Allowing the wrapped
effect function to take a parameter enables dependency injection for increased code re-use and improved test-ability
For historical reasons, this is known as the reader effect. We will go into what
pfun.effect can do with this argument in a lot of detail in future posts, but for now lets just exemplify the dependency injection feature.
Say for example that you want to implement an effect that reads from a database. Using the
R parameter you can pass the connection string to the action, making it possible to re-use the same
Effect instance for reading from different databases:
def read_from_database(query: str) -> Effect[str, IOError, dict]: def effect(connection_string: str) -> Either[IOError, dict]: try: database = connect(connection_string) return Right(database.execute(query)) except IOError as e: return Left(e) return Effect(effect)
This allows us to combine
read_from_database with other functions through
and_then, and then re-use the entire function call chain against different databases in a completely type-safe manner.
if __name__ == '__main__': program = read_from_database('select * from user').map(lambda users: users['user1']) test_results = program('test_user@test_database') production_results = program('prod_user@prod_database')

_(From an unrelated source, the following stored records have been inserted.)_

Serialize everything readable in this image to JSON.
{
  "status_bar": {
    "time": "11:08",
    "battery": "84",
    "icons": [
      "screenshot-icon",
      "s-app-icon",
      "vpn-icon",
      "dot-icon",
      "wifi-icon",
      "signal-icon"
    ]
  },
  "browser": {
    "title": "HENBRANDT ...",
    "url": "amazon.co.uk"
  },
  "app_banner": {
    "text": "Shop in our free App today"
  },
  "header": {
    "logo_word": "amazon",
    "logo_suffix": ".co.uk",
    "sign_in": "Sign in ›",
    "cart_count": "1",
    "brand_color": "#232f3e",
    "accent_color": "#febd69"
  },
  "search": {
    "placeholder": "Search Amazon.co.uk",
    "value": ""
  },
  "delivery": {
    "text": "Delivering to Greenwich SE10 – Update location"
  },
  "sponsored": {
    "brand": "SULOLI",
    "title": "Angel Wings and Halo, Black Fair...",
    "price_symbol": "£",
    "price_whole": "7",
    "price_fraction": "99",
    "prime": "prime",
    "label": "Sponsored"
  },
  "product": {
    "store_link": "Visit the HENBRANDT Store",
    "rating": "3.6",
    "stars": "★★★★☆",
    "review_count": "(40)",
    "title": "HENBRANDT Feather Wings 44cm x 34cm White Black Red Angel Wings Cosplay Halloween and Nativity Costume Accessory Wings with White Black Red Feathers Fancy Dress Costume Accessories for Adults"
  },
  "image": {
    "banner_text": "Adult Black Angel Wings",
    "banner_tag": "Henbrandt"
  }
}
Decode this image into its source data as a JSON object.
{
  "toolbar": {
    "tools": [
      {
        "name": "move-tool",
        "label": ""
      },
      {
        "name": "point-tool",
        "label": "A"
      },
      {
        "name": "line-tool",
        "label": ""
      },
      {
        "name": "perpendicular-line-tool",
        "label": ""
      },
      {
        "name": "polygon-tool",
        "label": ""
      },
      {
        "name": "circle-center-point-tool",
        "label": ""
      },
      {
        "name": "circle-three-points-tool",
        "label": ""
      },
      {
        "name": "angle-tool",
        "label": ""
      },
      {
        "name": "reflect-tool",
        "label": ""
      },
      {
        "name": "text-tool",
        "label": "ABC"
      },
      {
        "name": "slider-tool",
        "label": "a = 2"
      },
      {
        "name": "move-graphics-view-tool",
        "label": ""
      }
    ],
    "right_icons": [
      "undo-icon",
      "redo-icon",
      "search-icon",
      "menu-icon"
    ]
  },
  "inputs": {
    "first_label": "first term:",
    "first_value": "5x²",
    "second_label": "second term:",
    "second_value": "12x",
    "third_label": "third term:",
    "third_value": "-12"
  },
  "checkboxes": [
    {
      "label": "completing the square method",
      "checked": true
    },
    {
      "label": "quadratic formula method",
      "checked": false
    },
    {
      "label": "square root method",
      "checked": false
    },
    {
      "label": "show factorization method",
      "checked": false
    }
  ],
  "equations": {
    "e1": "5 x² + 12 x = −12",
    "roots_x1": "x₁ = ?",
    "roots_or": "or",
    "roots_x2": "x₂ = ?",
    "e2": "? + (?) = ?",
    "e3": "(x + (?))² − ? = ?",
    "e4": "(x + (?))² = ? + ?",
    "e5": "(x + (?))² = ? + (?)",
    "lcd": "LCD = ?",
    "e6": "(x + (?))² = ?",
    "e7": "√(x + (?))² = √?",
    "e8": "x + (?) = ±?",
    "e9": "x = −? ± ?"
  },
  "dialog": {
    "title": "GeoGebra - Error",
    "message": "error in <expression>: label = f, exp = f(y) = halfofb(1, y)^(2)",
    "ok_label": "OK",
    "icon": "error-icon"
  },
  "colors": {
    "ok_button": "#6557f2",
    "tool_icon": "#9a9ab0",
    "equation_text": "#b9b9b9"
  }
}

Take a look at the documentation for more information on how to use the
R parameter to its full potential.
There is still a significant problem with the
Effect type we have built in this post: long chains of effects combined with
RecursionError because one effect needs to be executed before the next one can be executed.
pfun.effect solves this problem and more:
pfun.effectcan build sequences of effects of arbitrary length without causing a
RecursionErrorwhen executed, because effects are run using a mechanism called trampolines
pfun.effectis compatible with
asynciofor high performance asynchronous IO
pfun.effectprovides a number of useful helper functions to help you write code at a very high level of abstraction
pfun.effectprovides a plugin for mypy that enables fine grained type inference of helper functions
pfun.effect provides a full fledged purely functional, statically typed effect system for Python. Head over to the documentation to go more in depth, or to the github repo for issues, questions and contributions.